- Wall Washing: For a gentle and even illumination of a vertical space, place fixtures the same distance apart as they are from the wall. Wall washing is best suited for smooth surfaces.
Address Light: This light fixture is usually composed of a backlight that illuminates street numbers. Affixed to the front of a house, or at the end of the driveway, and Address Light lets visitors find a house even in the dark.
Bathroom Ceiling Fan: Bathroom ceiling fans are used to clear out the hot and humid air that occurs when the shower is running.
Bathroom Vanity Light: Bath or vanity lighting refers to fixtures used to light the mirror in a bathroom. A bath strip is a long fixture that mounts along the top or sides of the mirror.
Ceiling Cloud: Ceiling clouds are indiscrete overhead lights that blend into their surroundings. They get their name from their white color and conventionally curved shape.
Chandelier: A branched, decorative lighting fixture that holds a number of bulbs or candles and is suspended from a ceiling. These fixtures come in a variety of finishes and are most often traditional or contemporary styles. This fixture if often used to elevate the decor of a room. Some manufacturers are no carrying select styles of outdoor chandeliers to illuminate your covered patio or gazebo. Additionally, many manufacturers have now begun to carry mini-chandeliers. Mini-chandeliers are best for hallways and smaller rooms.

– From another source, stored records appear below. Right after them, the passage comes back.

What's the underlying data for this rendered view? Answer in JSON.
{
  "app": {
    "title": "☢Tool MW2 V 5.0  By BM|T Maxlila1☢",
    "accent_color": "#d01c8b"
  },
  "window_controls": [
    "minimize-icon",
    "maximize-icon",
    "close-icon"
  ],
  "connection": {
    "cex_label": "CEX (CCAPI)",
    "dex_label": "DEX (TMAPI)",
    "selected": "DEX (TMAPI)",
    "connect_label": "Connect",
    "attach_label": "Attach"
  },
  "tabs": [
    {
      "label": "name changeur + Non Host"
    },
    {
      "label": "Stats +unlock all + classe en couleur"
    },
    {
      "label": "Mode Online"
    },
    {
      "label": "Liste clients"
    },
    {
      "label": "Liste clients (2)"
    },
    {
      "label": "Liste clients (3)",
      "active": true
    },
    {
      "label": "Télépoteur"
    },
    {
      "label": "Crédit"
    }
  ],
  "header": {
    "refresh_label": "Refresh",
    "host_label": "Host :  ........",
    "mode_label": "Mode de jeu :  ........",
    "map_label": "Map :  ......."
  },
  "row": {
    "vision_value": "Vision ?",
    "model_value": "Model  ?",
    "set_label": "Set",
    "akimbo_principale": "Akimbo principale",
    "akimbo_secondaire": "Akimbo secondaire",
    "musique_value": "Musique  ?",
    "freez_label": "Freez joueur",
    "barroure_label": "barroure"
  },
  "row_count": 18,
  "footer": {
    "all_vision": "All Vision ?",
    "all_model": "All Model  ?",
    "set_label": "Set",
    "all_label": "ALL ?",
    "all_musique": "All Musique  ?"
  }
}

Convertible Pendant: A convertible pendant is a dual function light fixture. It can be used as a hanging pendant with a chain or rod, and can also be mounted as a semi flush mount to the ceiling surface.
Deck Light: These light fixtures are mounted on deck surfaces and are used to illuminate hand rails, steps, as well as to create an overall ambience in your exterior living space.
Desk Lamp: This fixture is used on desks for work or study. These can be very utilitarian styles or a more decorative style such as a banker or pharmacy lamp. The light source should be sit about 15" above work area.
Directional Light: A fixture commonly used for mood lighting. They can provide a decorative accent that draws attention to a particular area. Directional lights are also known as exhibit, display or spot lights.
Display Light: Display lights have a focused direction that is used to highlight or accent a specific element of the room. A wall mounted display light, for example, might be positioned over a painting to emphasize its impact in the d